The election was the town's second this fall. The Angoon City Council threw out the Oct. 2 election results earlier this month after accusations of electioneering.
"People are ready to move in a new direction," Councilwoman Lillian Woodbury said.
She said the fact that people new to city government were elected shows that citizens wanted the old guard to step aside.
Unofficial results released Wednesday show Jack beat Maxine Thompson by four percentage points for Seat A, Walker beat Daniel Johnson Jr. by 16 percentage points for Seat B and Silva beat Pauline Jim by 17 percent age points for Seat C.
In all, 187 votes were cast. Seventeen absentee ballots and one question ballot remain to be counted, and City Clerk Francine Willis expects those votes to be included by Friday afternoon. The election results are scheduled to be certified next Tuesday.
Once certified, Jack, Walker, and Silva will join sitting council members Richard George, Albert Howard, Frank Jack and Woodbury. After swearing in, the new council will reorganize and select a new mayor and treasurer.
George has acted as mayor since the September resignation of Walter Jack.
Jack, who had been asked repeatedly to step down, said he resigned because of disrespect shown to his father during a September council meeting.
Under his leadership, Angoon found itself cut off from state funds while questions surrounded the use of grant money and the city was unable to pay its bills.
Woodbury said she was optimistic that the city government would regain community confidence.
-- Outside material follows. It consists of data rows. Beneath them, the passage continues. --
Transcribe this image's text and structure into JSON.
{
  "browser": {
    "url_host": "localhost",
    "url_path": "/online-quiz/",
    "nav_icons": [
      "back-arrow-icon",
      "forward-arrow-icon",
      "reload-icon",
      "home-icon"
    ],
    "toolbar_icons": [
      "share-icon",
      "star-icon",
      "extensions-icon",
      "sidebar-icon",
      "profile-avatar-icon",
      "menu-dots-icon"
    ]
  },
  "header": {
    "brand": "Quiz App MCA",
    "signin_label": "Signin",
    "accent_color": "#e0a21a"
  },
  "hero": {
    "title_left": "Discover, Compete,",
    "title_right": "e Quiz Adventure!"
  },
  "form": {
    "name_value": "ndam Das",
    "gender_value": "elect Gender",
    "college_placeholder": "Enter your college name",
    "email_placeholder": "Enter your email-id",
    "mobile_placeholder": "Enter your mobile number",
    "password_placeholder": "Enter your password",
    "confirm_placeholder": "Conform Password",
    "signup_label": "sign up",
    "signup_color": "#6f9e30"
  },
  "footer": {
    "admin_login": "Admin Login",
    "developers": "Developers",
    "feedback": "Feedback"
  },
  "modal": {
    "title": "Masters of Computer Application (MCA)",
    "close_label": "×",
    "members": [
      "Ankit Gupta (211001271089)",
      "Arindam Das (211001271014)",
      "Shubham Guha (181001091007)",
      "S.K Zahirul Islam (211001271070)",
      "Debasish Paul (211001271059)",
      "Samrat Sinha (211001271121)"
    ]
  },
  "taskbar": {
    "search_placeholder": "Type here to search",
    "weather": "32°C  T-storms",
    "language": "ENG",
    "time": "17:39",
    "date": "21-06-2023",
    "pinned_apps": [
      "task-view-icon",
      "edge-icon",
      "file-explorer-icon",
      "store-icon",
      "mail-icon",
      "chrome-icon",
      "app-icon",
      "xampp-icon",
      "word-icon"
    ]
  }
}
Walker described the incoming city council trio as active and involved citizens who will bring a new voice and fresh ideas to city government.
"I'm excited to get them seated," she said.
The election results are a move in the right direction, Walker said.
"Any outcome would have been positive, just so we get on with running the city," she said.
Silva and Jack were unavailable Wednesday for comment.
State Government Specialist Bill Rolfzen assists Angoon in an advisory capacity and he said everyone seemed satisfied with the way the election was conducted.
"Sounds like things went well," he said.
Walker said her first goal is to stabilize the city and then renew its relationship with the state. Walker plans on growing a relationship with Kootznoowoo, Angoon's Native corporation, and reimplement the council's planning and zoning committee.
"We can strengthen our working relationship with the tribe," she said.